╭──

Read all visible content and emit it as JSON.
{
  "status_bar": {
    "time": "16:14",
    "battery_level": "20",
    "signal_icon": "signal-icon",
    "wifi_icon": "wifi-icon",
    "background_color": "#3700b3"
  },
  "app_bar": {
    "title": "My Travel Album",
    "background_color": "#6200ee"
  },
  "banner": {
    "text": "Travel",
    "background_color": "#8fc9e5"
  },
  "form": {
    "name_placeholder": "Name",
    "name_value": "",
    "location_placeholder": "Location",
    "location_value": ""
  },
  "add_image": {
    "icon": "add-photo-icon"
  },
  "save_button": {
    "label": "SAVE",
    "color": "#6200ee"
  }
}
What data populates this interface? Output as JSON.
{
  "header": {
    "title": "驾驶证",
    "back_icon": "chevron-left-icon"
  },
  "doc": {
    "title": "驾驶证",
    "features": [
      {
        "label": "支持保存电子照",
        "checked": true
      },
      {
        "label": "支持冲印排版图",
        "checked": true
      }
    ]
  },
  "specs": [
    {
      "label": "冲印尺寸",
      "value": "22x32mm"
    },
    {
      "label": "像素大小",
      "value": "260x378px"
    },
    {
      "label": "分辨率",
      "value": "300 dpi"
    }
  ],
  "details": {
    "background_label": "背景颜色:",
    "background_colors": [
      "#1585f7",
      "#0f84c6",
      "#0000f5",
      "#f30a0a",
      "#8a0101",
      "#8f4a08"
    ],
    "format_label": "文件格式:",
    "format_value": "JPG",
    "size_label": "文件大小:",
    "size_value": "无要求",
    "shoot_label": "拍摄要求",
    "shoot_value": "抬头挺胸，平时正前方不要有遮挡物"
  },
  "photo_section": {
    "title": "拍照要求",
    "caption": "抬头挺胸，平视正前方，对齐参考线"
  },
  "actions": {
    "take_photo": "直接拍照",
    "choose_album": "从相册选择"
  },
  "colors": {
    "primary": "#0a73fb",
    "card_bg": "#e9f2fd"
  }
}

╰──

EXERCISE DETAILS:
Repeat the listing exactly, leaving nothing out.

REPLY TO THE EXERCISE:
Read all visible content and emit it as JSON.
{
  "status_bar": {
    "time": "16:14",
    "battery_level": "20",
    "signal_icon": "signal-icon",
    "wifi_icon": "wifi-icon",
    "background_color": "#3700b3"
  },
  "app_bar": {
    "title": "My Travel Album",
    "background_color": "#6200ee"
  },
  "banner": {
    "text": "Travel",
    "background_color": "#8fc9e5"
  },
  "form": {
    "name_placeholder": "Name",
    "name_value": "",
    "location_placeholder": "Location",
    "location_value": ""
  },
  "add_image": {
    "icon": "add-photo-icon"
  },
  "save_button": {
    "label": "SAVE",
    "color": "#6200ee"
  }
}
What data populates this interface? Output as JSON.
{
  "header": {
    "title": "驾驶证",
    "back_icon": "chevron-left-icon"
  },
  "doc": {
    "title": "驾驶证",
    "features": [
      {
        "label": "支持保存电子照",
        "checked": true
      },
      {
        "label": "支持冲印排版图",
        "checked": true
      }
    ]
  },
  "specs": [
    {
      "label": "冲印尺寸",
      "value": "22x32mm"
    },
    {
      "label": "像素大小",
      "value": "260x378px"
    },
    {
      "label": "分辨率",
      "value": "300 dpi"
    }
  ],
  "details": {
    "background_label": "背景颜色:",
    "background_colors": [
      "#1585f7",
      "#0f84c6",
      "#0000f5",
      "#f30a0a",
      "#8a0101",
      "#8f4a08"
    ],
    "format_label": "文件格式:",
    "format_value": "JPG",
    "size_label": "文件大小:",
    "size_value": "无要求",
    "shoot_label": "拍摄要求",
    "shoot_value": "抬头挺胸，平时正前方不要有遮挡物"
  },
  "photo_section": {
    "title": "拍照要求",
    "caption": "抬头挺胸，平视正前方，对齐参考线"
  },
  "actions": {
    "take_photo": "直接拍照",
    "choose_album": "从相册选择"
  },
  "colors": {
    "primary": "#0a73fb",
    "card_bg": "#e9f2fd"
  }
}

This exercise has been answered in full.